Though it may feel that all of Day’s life is open for public consumption, she does keep some elements private.
“There are things in life I don’t talk about, but if I feel comfortable, and if my partner is comfortable, I think it’s important to share things,” Day muses. “I don’t feel a responsibility or anything; I do it for my own reasons.”
Many people just feel overwhelmed by others’ seemingly perfect lives
There’s probably a good reason that Day’s podcast has lit the blue touch paper in a wider sense. In today’s hypersensitive times, we are more afraid of failure in society than ever before. Social media also means that there is no real safe space to make mistakes any more.
“My podcast is about counteracting that age of curated perfection,” Day offers. “It’s an antidote to Instagram where you feel less worthy because so many people are on a yacht, or eating healthily. I mean I love Instagram but we need to be more in control of it and our response to it. So many people just feel overwhelmed by others’ seemingly perfect lives. That’s why we needed to start a conversation about when things go wrong.”
As happens with most popular phenomena, the backlash came not long afterwards. Several commentators pointed to the “fetishisation of failure”, with American website Refinery29 positing: “Has failure just become another thing we need to succeed at?”
Day, naturally, is keenly aware of the rise of what some are calling “failure porn”.
“It’s interesting, isn’t it? And quite similar to the body positivity movement, in a way,” Day notes. “When something becomes part of a bigger conversation and reaches a ‘peak’ point, it starts to be a bit oppressive. Like when you log onto Instagram and it’s like I don’t feel great but I have to feel great and I have to embrace my curves… It’s the same with failure. We’re happy we can admit we’re not perfect all the time, but now I’ve got to feel great about everything I’ve failed at? It’s exhausting.
“Look, there’s no way to fail at failing,” Day affirms. “If you don’t want to fail well and would rather wallow in it, that’s fine, but I choose a different path. You can choose to learn and attach meaning to experiences should you want to. I’m not advocating going after failure, but it will happen to us all, and this is the way to remove its sting.”
I think I am an optimist about life
Day has boiled her received wisdom down to seven key philosophies. Among them are: You Are Not Your Worst Thoughts; There Is No Such Thing As A Future You; Almost Everyone Feels They’ve Failed At Their 20s; and Breakups Are Not A Tragedy.
“They are not,” Day laughs warmly of the latter. “All relationships teach you something, and when you’ve been taught that lesson, the relationship sometimes ends. As sad as that can be, it’s not a failure, and definitely not a tragedy. In my own life, the podcast came out of a breakup three weeks before my 39th birthday – my first relationship after my divorce. I was so shocked by that breakup and my life not going according to plan. I didn’t expect to be 40, single and without children. It did teach me the stuff I needed to do, rather than what I was telling myself I needed, and I’m in an amazing relationship with a fully realised grown-up now.”

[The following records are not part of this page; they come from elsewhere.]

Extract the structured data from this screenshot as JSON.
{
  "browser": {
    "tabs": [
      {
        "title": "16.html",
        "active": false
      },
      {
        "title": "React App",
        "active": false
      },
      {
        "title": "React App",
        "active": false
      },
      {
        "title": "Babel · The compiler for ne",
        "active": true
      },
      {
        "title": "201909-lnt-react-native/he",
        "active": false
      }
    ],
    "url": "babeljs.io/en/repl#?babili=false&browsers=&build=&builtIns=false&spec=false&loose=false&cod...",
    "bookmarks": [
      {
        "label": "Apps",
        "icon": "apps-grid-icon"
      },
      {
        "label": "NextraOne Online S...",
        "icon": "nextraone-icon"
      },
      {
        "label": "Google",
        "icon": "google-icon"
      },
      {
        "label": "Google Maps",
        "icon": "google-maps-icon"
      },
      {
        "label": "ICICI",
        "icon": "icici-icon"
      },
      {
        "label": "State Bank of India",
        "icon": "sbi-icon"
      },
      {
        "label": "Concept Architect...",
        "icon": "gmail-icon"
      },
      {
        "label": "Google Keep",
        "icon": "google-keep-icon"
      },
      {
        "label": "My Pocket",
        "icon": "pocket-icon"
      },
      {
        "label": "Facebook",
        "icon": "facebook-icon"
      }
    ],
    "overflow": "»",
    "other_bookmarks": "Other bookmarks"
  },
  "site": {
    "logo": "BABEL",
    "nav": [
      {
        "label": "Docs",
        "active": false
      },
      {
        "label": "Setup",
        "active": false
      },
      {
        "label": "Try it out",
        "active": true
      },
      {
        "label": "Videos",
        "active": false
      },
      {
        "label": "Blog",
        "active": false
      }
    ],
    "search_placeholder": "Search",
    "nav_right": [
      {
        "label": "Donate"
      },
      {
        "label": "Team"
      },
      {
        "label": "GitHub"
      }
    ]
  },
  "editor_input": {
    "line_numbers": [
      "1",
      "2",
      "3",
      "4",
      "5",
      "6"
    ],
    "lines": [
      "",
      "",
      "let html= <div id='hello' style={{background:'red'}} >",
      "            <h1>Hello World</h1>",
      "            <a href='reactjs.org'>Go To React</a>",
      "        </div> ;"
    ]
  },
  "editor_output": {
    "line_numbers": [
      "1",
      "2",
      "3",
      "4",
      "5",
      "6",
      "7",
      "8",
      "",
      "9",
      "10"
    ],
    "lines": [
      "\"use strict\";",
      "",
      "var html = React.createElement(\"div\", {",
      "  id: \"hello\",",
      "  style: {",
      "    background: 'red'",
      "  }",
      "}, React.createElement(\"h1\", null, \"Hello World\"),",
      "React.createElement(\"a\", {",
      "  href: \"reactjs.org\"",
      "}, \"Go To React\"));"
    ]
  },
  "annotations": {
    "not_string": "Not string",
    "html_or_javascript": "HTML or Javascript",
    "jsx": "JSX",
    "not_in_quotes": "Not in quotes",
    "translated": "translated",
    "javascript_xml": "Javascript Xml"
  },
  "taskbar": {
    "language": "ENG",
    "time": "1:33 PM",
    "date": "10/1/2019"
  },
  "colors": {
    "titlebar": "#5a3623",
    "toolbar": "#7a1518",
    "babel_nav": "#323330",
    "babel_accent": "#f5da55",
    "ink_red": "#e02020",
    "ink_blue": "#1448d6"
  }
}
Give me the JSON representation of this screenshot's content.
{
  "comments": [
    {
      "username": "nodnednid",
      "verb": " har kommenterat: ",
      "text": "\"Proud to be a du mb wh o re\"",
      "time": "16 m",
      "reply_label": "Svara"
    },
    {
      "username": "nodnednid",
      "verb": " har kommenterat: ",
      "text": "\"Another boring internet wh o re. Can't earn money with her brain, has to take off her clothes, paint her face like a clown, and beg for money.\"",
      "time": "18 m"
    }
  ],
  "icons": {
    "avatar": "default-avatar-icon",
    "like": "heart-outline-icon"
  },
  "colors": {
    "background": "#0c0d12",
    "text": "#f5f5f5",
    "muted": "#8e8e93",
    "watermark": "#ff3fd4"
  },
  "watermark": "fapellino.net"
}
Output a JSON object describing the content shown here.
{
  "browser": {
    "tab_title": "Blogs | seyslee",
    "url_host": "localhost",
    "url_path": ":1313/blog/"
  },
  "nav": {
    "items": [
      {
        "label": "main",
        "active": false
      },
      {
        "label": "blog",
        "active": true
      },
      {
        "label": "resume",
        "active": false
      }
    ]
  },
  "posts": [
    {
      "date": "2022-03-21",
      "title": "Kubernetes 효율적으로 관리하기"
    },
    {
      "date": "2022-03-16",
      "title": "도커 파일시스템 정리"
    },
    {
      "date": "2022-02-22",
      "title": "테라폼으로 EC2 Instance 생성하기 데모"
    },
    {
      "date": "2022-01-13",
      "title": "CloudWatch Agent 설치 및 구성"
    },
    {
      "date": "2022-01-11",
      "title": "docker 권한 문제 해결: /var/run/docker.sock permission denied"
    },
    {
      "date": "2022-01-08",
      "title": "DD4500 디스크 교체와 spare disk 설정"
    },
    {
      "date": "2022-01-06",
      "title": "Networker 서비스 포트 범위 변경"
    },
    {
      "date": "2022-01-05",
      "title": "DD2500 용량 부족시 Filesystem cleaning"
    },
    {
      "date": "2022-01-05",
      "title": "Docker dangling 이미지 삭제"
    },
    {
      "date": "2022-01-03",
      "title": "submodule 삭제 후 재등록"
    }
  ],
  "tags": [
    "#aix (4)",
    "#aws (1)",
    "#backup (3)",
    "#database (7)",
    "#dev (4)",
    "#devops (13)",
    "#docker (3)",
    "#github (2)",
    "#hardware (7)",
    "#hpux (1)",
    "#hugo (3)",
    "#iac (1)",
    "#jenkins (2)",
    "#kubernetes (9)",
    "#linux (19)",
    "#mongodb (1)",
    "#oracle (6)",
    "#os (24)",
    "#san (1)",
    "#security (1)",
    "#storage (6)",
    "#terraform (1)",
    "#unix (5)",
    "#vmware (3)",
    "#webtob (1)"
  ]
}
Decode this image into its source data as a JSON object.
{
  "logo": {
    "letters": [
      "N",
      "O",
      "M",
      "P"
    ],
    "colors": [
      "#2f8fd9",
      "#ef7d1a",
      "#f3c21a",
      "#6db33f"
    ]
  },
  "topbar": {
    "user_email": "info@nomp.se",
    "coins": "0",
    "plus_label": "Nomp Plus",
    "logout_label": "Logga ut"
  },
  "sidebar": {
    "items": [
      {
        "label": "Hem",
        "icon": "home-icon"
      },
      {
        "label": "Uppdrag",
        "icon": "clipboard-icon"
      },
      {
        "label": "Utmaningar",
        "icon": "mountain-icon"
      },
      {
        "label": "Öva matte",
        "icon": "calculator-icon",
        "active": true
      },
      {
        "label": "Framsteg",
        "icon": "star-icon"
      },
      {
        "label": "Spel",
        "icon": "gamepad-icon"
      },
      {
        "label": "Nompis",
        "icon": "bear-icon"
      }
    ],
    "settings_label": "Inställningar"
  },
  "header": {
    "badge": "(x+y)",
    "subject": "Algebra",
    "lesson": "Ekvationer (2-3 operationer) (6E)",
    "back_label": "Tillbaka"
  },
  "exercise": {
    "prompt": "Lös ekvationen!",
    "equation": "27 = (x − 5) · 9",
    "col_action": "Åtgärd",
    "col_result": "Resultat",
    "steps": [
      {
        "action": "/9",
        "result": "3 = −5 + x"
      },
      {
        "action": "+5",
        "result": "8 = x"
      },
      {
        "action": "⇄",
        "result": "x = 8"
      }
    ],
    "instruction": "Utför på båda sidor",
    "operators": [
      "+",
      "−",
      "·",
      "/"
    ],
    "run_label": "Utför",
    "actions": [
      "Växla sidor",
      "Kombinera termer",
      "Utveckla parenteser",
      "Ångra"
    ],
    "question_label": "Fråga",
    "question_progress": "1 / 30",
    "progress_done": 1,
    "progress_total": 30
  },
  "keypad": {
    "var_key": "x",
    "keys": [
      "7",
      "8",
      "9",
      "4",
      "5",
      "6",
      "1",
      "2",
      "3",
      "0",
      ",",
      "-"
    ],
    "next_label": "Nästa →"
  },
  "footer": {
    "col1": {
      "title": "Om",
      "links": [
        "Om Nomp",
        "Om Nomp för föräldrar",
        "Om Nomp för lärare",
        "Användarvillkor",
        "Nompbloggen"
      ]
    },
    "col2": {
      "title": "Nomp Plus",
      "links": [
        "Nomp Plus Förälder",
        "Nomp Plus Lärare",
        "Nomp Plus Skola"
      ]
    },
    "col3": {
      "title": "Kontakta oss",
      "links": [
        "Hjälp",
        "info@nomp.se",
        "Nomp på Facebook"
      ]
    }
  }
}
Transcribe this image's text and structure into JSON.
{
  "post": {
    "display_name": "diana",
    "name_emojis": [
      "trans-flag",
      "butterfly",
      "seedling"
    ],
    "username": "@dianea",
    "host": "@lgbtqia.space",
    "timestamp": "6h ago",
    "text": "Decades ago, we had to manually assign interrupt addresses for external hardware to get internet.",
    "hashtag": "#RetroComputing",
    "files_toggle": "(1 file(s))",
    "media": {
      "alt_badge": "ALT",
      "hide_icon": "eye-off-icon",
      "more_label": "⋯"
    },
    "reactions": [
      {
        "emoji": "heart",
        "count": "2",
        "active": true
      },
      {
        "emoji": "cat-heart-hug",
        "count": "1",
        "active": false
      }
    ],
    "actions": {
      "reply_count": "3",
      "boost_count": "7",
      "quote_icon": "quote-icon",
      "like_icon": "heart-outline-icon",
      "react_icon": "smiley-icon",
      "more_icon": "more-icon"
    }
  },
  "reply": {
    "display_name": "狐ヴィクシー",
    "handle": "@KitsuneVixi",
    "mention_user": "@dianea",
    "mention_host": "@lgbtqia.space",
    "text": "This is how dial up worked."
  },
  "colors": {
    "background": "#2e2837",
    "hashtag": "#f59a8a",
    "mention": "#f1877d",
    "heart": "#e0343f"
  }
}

Above all, Day remains hopeful, even amid a challenging and eventful year.
“I think I am an optimist about life,” she surmises. “I’ve seen the best of human nature. I’ve gained an enormous amount from terrible experience so I’m hopeful about the end, because I know that whatever I’ve been through, I’ll be okay. Should I not be a parent or have another miscarriage, it’ll be difficult, but I can withstand it. Hopefully I will be a parent. There are many different ways of being a parent, and I’m lucky enough to live in a time when options are available.
“It’s important for me to think hopefully on this,” she adds. “The universe is complicated and so beyond our comprehension, we just need to be ready for the thing we want to happen.”
Failosophy by Elizabeth Day is published by HarperCollins. Her How To Fail podcast is available here